The kicker: I put this pesto on some homemade ravioli I had in the freezer and I had dinner in fewer than 15 minutes (hence, the picture).

Spring Green Pesto

2 cups microgreens (or other greens such as arugula, pea shoots, or mixed herbs)

¼ cup parmigiano-reggiano

¼ -1/3 cup hazelnuts, toasted (walnuts would also work really well)

2-4 tbsp olive oil

Salt and pepper to taste

Blend all ingredients in a food processor. You may have to adjust the quantities slightly to get the consistency you want.
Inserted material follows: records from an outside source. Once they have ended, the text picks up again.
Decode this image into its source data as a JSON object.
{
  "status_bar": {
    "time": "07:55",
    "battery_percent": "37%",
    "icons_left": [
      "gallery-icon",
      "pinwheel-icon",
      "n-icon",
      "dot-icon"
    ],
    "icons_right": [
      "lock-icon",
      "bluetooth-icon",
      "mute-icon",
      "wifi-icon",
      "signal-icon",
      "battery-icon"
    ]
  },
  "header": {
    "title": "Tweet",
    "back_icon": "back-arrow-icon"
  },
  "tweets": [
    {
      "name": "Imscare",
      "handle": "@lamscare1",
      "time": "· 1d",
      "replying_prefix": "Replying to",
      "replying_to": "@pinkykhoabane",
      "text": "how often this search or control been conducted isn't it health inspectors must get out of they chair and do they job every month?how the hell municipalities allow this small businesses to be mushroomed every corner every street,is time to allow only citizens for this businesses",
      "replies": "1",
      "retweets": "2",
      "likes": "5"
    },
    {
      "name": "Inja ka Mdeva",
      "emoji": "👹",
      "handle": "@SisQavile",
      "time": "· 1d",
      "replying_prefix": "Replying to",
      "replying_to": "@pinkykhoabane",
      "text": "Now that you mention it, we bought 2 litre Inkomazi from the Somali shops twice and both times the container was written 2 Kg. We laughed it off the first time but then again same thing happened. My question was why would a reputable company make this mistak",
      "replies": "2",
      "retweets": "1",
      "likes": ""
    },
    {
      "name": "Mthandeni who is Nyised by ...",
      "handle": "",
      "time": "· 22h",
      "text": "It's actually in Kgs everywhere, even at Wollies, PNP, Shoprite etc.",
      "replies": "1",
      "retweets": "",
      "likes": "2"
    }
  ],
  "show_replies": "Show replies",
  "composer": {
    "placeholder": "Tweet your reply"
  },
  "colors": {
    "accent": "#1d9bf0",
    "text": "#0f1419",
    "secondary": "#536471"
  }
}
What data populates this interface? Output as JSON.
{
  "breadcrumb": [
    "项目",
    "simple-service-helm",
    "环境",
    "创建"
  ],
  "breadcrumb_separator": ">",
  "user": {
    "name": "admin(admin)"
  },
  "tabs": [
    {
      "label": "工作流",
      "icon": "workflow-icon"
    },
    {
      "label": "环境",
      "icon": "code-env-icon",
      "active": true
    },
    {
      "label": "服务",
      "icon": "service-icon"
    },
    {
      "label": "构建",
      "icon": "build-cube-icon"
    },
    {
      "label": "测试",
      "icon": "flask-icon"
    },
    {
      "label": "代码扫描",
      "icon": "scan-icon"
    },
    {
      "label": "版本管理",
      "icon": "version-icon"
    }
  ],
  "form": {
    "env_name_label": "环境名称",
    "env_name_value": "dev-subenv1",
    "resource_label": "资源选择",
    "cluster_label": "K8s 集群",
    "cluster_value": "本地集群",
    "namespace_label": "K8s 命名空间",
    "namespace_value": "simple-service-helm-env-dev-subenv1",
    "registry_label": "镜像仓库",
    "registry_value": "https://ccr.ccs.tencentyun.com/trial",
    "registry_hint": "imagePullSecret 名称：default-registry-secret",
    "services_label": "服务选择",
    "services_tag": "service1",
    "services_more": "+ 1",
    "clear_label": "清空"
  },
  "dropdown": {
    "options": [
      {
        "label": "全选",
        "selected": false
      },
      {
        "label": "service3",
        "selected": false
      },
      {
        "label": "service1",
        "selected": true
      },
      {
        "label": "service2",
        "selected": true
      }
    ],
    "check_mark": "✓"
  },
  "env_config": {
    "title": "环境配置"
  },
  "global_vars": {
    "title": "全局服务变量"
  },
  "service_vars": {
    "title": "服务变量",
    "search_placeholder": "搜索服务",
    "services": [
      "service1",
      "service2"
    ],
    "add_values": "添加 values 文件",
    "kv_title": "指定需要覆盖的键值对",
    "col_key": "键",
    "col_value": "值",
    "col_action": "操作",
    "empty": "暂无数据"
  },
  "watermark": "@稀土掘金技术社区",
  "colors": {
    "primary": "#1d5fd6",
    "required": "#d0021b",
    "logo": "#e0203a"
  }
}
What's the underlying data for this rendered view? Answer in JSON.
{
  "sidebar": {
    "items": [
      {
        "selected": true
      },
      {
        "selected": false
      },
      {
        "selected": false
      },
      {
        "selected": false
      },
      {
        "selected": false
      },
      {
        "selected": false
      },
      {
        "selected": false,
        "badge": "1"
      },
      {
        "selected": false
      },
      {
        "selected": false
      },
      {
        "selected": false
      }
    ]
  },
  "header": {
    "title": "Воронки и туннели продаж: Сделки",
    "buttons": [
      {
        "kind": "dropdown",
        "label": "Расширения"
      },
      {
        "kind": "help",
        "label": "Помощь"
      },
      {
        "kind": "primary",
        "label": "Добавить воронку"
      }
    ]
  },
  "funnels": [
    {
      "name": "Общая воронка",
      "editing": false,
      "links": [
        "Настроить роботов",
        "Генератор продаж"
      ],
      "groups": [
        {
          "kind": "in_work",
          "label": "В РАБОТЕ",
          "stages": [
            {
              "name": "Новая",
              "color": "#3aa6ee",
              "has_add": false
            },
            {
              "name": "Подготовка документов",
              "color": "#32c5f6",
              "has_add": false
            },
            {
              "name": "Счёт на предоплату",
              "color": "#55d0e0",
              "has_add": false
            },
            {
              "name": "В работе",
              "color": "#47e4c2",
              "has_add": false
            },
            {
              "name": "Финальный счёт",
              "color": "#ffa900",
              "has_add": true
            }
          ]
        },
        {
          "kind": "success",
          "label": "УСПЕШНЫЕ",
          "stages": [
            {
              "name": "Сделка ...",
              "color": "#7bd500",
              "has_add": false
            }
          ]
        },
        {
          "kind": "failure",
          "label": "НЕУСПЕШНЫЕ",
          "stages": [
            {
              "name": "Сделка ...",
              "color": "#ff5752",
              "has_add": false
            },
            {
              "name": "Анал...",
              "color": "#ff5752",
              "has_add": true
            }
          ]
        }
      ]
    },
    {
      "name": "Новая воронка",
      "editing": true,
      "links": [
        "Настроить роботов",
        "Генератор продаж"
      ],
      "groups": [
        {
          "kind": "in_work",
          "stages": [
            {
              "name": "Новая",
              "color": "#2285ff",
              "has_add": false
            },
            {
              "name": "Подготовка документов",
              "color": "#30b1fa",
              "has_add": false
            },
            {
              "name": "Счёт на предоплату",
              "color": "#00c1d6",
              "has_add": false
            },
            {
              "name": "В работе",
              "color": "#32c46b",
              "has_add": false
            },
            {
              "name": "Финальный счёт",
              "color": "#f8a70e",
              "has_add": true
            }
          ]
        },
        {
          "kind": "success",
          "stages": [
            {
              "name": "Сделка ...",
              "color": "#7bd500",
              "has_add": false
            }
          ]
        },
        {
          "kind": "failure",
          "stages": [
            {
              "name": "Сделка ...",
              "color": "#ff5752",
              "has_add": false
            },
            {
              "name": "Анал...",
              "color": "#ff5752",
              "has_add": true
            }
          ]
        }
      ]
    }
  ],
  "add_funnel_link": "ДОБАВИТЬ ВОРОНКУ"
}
This pesto freezes beautifully for future use.

Makes about ¾ cup. (This was based on the amount of “microgreens” I had available, you could certainly increase the proportions.)


Be sure to use good quality ingredients, as there are only a few ingredients in the recipe. You may not be able to pluck anything edible straight from your backyard, but if you have a farmers’ market nearby, I highly recommend getting some fresh, local spring greens. You might even get lucky and find some microgreens. Pea shoots and arugula would also be wonderful substitutes, as would most other green herbs, such as parsley or mint. As luck would have it, the farmers’ markets in Boston are just opening for the season this week and next.

If you don’t have a market nearby, you may be able to find these items at a local grocery store. Or you could even try growing some greens yourself. If you have a sunny windowsill or fire escape most herbs and salad greens will happily grow, making fresh pesto only a few snips away.

I still like to keep a few potted herbs on my windowsill; most of them have journeyed with me from Allston to Fenway, and most recently to Beacon Hill. It’s been four years and they haven’t forsaken me yet. Fresh pesto and resiliency: I take comfort in that.


  1. you're so stinking cute! i love it! - meaghan o

  2. Stay tuned: lots more to come Meaghan! Thanks for following. :)

  3. The joys of urban living are infinite. We have a small community garden on our little urban campus. Our location puts us very close to downtown Denver but still in a little populated mostly industrial area, right on the river, where we still have foxes, coyotes, and raccoons. Long story short- the raccoons made a trip through 2 days ago- not pretty! Good luck with the new batch of radishes- roast them when they are ready!

  4. Oh wow: you have lots to contend with other than the usual "slugs" and such. Good luck. May the radishes be delicious!